Thelton McMillian is the founder & CEO of Oakland, CA-based Comrade, a design and strategy agency that creates digital products and services like mobile and Web apps to help businesses improve their user experience. Thelton can be reached at [email protected].
Giving efficiency the full throttle at NASCAR
The NASCAR organization has long been synonymous with speed, agility and innovation. And so by extension, partnerships at NASCAR hold a similar reputation. One such partner for the organization has been CDW – a leading multi-brand provider of information technology solutions to businesses, government, education and healthcare customers in the United States, the United Kingdom and Canada. CDW provides a broad array of products and services ranging from hardware and software to integrated IT solutions such as security cloud hybrid infrastructure and digital experience. Customer need is the driving force at CDW, and the company helps clients by delivering integrated services solutions that maximize their technology investment. So how does CDW help their customers achieve their business goals? Troy Okerberg, Field Sales Manager - North Florida at CDW adds “We strive to provide our customers with full stack expertise, helping them design, orchestrate and manage technologies that drive their business outcomes.”
NASCAR acquired International Speedway Corporation (ISC) in 2019, merging its operations into one, new company moving forward. The merger represents an important step forward for NASCAR as the sport creates a unified vision to embrace its long history of exciting, family-oriented racing experiences while developing strategic growth initiatives that will drive the passion of core fans and attract the next generation of race fans. CDW has been instrumental in bringing the two technology environments together to enable collaboration and efficiency as one organization. Starting with a comprehensive analysis of all of NASCAR’s vendors, CDW created a uniform data platform for the data center environment across the NASCAR-ISC organization. The IT partner has also successfully merged the two native infrastructure systems together, while analyzing, consulting and providing an opportunity to merge Microsoft software licenses as well.
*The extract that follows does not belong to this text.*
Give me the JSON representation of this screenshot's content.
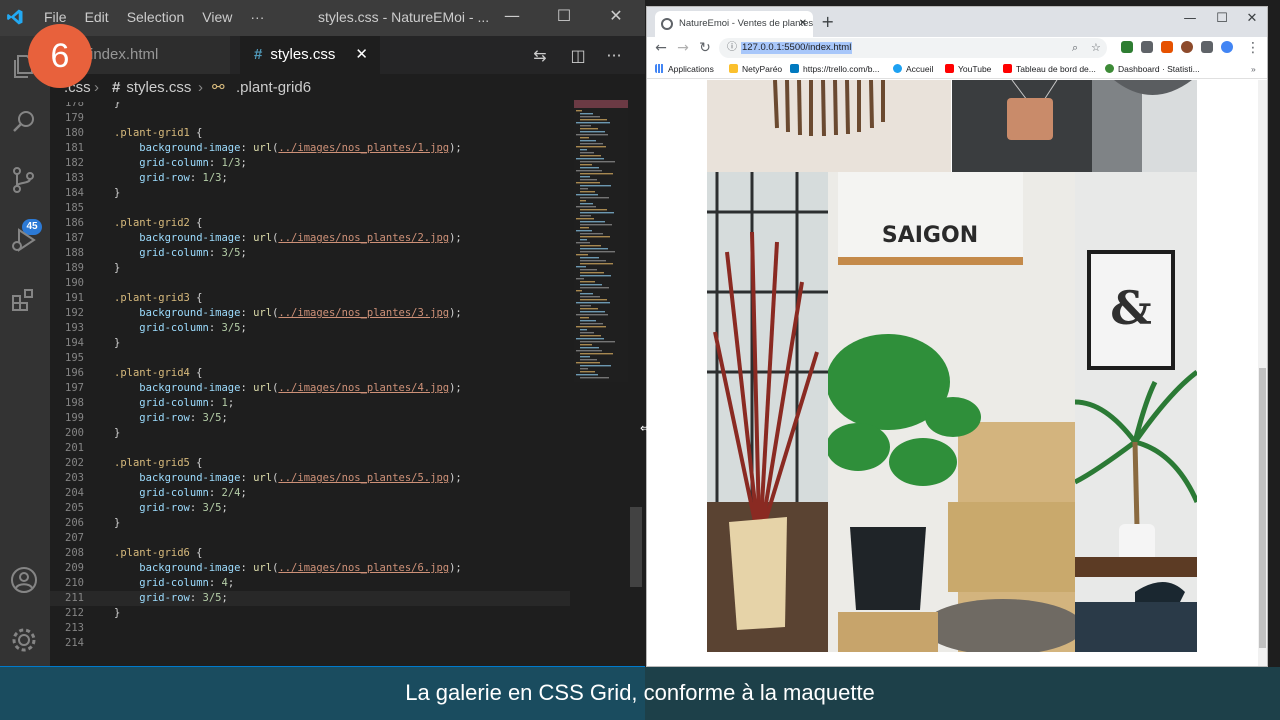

2020 turned into a tactical year for both organizations with the onset of the pandemic and CDW has had to react quickly to the changing scenario. Most of the initial change included building efficiencies around logistics, like equipment needing to be delivered into the hands of end users who switched to a virtual working environment almost overnight. CDW’s distribution team worked tirelessly to ensure that all customers could still access the products that they were purchasing and needed for their organizations throughout the COVID timeframe. Okerberg adds that today, CDW continues to optimize their offering by hyper-localizing resources as well as providing need-based support based on the size and complexity of their accounts. Although CDW still operates remotely, the company commits to adapting to the changing needs of their clients, NASCAR in particular. Apart from the challenges that COVID-19 brought to the organization, another task that CDW had been handed was to identify gaps and duplicates in vendor agreements that the two former single-entity organizations had in place and align them based on services offered. CDW further helps identify and provide the best solution from a consolidation standpoint of both hardware and software clients so that the new merged organization is equipped with the best of what the industry has to offer.